The records that follow must be repeated exactly, line by line.

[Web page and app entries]
□ □ □ □ □
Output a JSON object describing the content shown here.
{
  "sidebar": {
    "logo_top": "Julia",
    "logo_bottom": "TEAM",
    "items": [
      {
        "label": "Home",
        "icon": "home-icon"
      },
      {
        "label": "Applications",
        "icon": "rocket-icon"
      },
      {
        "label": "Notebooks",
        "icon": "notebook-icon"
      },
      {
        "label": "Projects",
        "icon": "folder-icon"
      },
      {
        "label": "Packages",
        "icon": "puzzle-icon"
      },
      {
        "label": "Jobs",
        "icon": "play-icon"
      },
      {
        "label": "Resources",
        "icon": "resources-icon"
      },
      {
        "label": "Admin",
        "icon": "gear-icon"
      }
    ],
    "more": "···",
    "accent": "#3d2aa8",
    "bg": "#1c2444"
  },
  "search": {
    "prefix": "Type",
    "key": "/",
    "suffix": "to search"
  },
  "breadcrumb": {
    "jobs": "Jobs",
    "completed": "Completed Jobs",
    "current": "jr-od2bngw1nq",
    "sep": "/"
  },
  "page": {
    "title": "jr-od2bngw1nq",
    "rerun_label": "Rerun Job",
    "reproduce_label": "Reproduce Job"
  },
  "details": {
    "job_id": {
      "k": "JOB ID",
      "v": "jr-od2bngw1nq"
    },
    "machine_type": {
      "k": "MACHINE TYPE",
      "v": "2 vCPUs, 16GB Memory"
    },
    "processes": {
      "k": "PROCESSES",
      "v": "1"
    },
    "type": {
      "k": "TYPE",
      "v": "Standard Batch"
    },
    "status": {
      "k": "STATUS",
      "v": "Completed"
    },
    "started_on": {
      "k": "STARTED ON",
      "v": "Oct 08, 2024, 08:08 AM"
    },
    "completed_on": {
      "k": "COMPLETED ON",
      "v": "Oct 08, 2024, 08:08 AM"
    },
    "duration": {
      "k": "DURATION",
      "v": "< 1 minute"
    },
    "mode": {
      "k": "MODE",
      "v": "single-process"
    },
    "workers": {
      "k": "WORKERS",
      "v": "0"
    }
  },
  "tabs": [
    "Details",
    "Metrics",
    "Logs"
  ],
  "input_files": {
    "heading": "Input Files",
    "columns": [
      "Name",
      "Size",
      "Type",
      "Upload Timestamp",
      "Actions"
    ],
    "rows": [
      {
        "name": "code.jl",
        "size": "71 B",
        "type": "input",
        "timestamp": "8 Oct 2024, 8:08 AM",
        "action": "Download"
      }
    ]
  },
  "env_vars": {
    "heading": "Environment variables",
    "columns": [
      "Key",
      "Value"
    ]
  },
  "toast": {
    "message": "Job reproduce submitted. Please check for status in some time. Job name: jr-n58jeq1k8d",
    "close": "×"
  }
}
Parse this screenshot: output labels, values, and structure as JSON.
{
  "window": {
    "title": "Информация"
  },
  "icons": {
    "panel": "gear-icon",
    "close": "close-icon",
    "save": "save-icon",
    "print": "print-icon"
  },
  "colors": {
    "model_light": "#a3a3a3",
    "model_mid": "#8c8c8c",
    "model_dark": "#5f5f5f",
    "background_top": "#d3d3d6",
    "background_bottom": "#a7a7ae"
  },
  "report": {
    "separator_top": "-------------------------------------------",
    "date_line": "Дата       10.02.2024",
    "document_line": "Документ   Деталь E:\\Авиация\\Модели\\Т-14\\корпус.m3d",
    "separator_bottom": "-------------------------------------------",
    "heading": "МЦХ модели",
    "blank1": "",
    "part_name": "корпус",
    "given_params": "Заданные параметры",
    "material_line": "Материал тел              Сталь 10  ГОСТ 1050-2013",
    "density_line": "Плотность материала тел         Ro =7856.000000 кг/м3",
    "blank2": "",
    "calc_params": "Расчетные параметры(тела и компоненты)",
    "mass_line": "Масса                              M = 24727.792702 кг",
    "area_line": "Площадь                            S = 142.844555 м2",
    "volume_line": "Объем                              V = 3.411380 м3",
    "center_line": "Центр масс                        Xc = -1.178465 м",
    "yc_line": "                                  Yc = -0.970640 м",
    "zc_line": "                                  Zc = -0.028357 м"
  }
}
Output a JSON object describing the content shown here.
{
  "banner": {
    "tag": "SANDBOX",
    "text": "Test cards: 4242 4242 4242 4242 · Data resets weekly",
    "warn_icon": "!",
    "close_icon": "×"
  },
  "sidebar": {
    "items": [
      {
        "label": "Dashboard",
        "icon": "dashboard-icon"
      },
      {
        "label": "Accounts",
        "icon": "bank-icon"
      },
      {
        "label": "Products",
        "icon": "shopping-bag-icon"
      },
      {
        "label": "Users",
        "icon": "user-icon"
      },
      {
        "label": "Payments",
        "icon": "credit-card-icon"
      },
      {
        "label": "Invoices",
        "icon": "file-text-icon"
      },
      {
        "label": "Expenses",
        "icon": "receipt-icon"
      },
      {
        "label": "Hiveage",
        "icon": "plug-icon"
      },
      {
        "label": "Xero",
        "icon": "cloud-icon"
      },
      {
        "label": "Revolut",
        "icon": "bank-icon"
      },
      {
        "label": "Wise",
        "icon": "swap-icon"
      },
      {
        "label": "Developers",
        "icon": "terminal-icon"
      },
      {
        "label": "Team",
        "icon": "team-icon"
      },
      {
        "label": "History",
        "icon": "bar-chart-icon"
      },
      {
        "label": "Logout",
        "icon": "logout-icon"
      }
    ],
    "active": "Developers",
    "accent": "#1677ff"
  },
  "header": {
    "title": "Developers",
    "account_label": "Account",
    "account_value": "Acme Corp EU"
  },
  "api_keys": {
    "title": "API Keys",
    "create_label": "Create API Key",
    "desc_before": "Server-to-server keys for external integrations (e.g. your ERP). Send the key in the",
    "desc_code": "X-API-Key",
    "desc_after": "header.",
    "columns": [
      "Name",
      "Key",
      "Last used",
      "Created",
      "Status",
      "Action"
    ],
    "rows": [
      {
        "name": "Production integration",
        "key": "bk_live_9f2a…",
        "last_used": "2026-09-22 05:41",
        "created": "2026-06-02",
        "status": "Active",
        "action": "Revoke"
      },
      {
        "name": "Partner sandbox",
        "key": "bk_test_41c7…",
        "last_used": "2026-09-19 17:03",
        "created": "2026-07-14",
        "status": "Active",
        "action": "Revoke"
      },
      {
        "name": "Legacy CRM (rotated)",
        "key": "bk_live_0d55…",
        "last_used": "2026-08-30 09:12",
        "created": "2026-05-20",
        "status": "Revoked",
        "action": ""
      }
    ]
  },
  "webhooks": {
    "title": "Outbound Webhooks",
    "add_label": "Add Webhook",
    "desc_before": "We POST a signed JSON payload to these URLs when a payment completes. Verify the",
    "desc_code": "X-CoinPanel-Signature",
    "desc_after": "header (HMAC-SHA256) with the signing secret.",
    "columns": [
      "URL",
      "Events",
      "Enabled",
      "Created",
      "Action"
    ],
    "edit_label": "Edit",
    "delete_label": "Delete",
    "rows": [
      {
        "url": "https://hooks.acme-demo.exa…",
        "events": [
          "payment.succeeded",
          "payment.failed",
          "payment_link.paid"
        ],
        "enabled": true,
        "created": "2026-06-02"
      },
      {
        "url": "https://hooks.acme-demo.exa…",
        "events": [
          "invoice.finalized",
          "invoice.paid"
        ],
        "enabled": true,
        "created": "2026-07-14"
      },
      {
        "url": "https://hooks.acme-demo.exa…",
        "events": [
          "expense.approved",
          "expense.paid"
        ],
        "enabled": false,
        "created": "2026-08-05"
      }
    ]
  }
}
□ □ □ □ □
### EXERCISE OUTPUT
Output a JSON object describing the content shown here.
{
  "sidebar": {
    "logo_top": "Julia",
    "logo_bottom": "TEAM",
    "items": [
      {
        "label": "Home",
        "icon": "home-icon"
      },
      {
        "label": "Applications",
        "icon": "rocket-icon"
      },
      {
        "label": "Notebooks",
        "icon": "notebook-icon"
      },
      {
        "label": "Projects",
        "icon": "folder-icon"
      },
      {
        "label": "Packages",
        "icon": "puzzle-icon"
      },
      {
        "label": "Jobs",
        "icon": "play-icon"
      },
      {
        "label": "Resources",
        "icon": "resources-icon"
      },
      {
        "label": "Admin",
        "icon": "gear-icon"
      }
    ],
    "more": "···",
    "accent": "#3d2aa8",
    "bg": "#1c2444"
  },
  "search": {
    "prefix": "Type",
    "key": "/",
    "suffix": "to search"
  },
  "breadcrumb": {
    "jobs": "Jobs",
    "completed": "Completed Jobs",
    "current": "jr-od2bngw1nq",
    "sep": "/"
  },
  "page": {
    "title": "jr-od2bngw1nq",
    "rerun_label": "Rerun Job",
    "reproduce_label": "Reproduce Job"
  },
  "details": {
    "job_id": {
      "k": "JOB ID",
      "v": "jr-od2bngw1nq"
    },
    "machine_type": {
      "k": "MACHINE TYPE",
      "v": "2 vCPUs, 16GB Memory"
    },
    "processes": {
      "k": "PROCESSES",
      "v": "1"
    },
    "type": {
      "k": "TYPE",
      "v": "Standard Batch"
    },
    "status": {
      "k": "STATUS",
      "v": "Completed"
    },
    "started_on": {
      "k": "STARTED ON",
      "v": "Oct 08, 2024, 08:08 AM"
    },
    "completed_on": {
      "k": "COMPLETED ON",
      "v": "Oct 08, 2024, 08:08 AM"
    },
    "duration": {
      "k": "DURATION",
      "v": "< 1 minute"
    },
    "mode": {
      "k": "MODE",
      "v": "single-process"
    },
    "workers": {
      "k": "WORKERS",
      "v": "0"
    }
  },
  "tabs": [
    "Details",
    "Metrics",
    "Logs"
  ],
  "input_files": {
    "heading": "Input Files",
    "columns": [
      "Name",
      "Size",
      "Type",
      "Upload Timestamp",
      "Actions"
    ],
    "rows": [
      {
        "name": "code.jl",
        "size": "71 B",
        "type": "input",
        "timestamp": "8 Oct 2024, 8:08 AM",
        "action": "Download"
      }
    ]
  },
  "env_vars": {
    "heading": "Environment variables",
    "columns": [
      "Key",
      "Value"
    ]
  },
  "toast": {
    "message": "Job reproduce submitted. Please check for status in some time. Job name: jr-n58jeq1k8d",
    "close": "×"
  }
}
Parse this screenshot: output labels, values, and structure as JSON.
{
  "window": {
    "title": "Информация"
  },
  "icons": {
    "panel": "gear-icon",
    "close": "close-icon",
    "save": "save-icon",
    "print": "print-icon"
  },
  "colors": {
    "model_light": "#a3a3a3",
    "model_mid": "#8c8c8c",
    "model_dark": "#5f5f5f",
    "background_top": "#d3d3d6",
    "background_bottom": "#a7a7ae"
  },
  "report": {
    "separator_top": "-------------------------------------------",
    "date_line": "Дата       10.02.2024",
    "document_line": "Документ   Деталь E:\\Авиация\\Модели\\Т-14\\корпус.m3d",
    "separator_bottom": "-------------------------------------------",
    "heading": "МЦХ модели",
    "blank1": "",
    "part_name": "корпус",
    "given_params": "Заданные параметры",
    "material_line": "Материал тел              Сталь 10  ГОСТ 1050-2013",
    "density_line": "Плотность материала тел         Ro =7856.000000 кг/м3",
    "blank2": "",
    "calc_params": "Расчетные параметры(тела и компоненты)",
    "mass_line": "Масса                              M = 24727.792702 кг",
    "area_line": "Площадь                            S = 142.844555 м2",
    "volume_line": "Объем                              V = 3.411380 м3",
    "center_line": "Центр масс                        Xc = -1.178465 м",
    "yc_line": "                                  Yc = -0.970640 м",
    "zc_line": "                                  Zc = -0.028357 м"
  }
}
Output a JSON object describing the content shown here.
{
  "banner": {
    "tag": "SANDBOX",
    "text": "Test cards: 4242 4242 4242 4242 · Data resets weekly",
    "warn_icon": "!",
    "close_icon": "×"
  },
  "sidebar": {
    "items": [
      {
        "label": "Dashboard",
        "icon": "dashboard-icon"
      },
      {
        "label": "Accounts",
        "icon": "bank-icon"
      },
      {
        "label": "Products",
        "icon": "shopping-bag-icon"
      },
      {
        "label": "Users",
        "icon": "user-icon"
      },
      {
        "label": "Payments",
        "icon": "credit-card-icon"
      },
      {
        "label": "Invoices",
        "icon": "file-text-icon"
      },
      {
        "label": "Expenses",
        "icon": "receipt-icon"
      },
      {
        "label": "Hiveage",
        "icon": "plug-icon"
      },
      {
        "label": "Xero",
        "icon": "cloud-icon"
      },
      {
        "label": "Revolut",
        "icon": "bank-icon"
      },
      {
        "label": "Wise",
        "icon": "swap-icon"
      },
      {
        "label": "Developers",
        "icon": "terminal-icon"
      },
      {
        "label": "Team",
        "icon": "team-icon"
      },
      {
        "label": "History",
        "icon": "bar-chart-icon"
      },
      {
        "label": "Logout",
        "icon": "logout-icon"
      }
    ],
    "active": "Developers",
    "accent": "#1677ff"
  },
  "header": {
    "title": "Developers",
    "account_label": "Account",
    "account_value": "Acme Corp EU"
  },
  "api_keys": {
    "title": "API Keys",
    "create_label": "Create API Key",
    "desc_before": "Server-to-server keys for external integrations (e.g. your ERP). Send the key in the",
    "desc_code": "X-API-Key",
    "desc_after": "header.",
    "columns": [
      "Name",
      "Key",
      "Last used",
      "Created",
      "Status",
      "Action"
    ],
    "rows": [
      {
        "name": "Production integration",
        "key": "bk_live_9f2a…",
        "last_used": "2026-09-22 05:41",
        "created": "2026-06-02",
        "status": "Active",
        "action": "Revoke"
      },
      {
        "name": "Partner sandbox",
        "key": "bk_test_41c7…",
        "last_used": "2026-09-19 17:03",
        "created": "2026-07-14",
        "status": "Active",
        "action": "Revoke"
      },
      {
        "name": "Legacy CRM (rotated)",
        "key": "bk_live_0d55…",
        "last_used": "2026-08-30 09:12",
        "created": "2026-05-20",
        "status": "Revoked",
        "action": ""
      }
    ]
  },
  "webhooks": {
    "title": "Outbound Webhooks",
    "add_label": "Add Webhook",
    "desc_before": "We POST a signed JSON payload to these URLs when a payment completes. Verify the",
    "desc_code": "X-CoinPanel-Signature",
    "desc_after": "header (HMAC-SHA256) with the signing secret.",
    "columns": [
      "URL",
      "Events",
      "Enabled",
      "Created",
      "Action"
    ],
    "edit_label": "Edit",
    "delete_label": "Delete",
    "rows": [
      {
        "url": "https://hooks.acme-demo.exa…",
        "events": [
          "payment.succeeded",
          "payment.failed",
          "payment_link.paid"
        ],
        "enabled": true,
        "created": "2026-06-02"
      },
      {
        "url": "https://hooks.acme-demo.exa…",
        "events": [
          "invoice.finalized",
          "invoice.paid"
        ],
        "enabled": true,
        "created": "2026-07-14"
      },
      {
        "url": "https://hooks.acme-demo.exa…",
        "events": [
          "expense.approved",
          "expense.paid"
        ],
        "enabled": false,
        "created": "2026-08-05"
      }
    ]
  }
}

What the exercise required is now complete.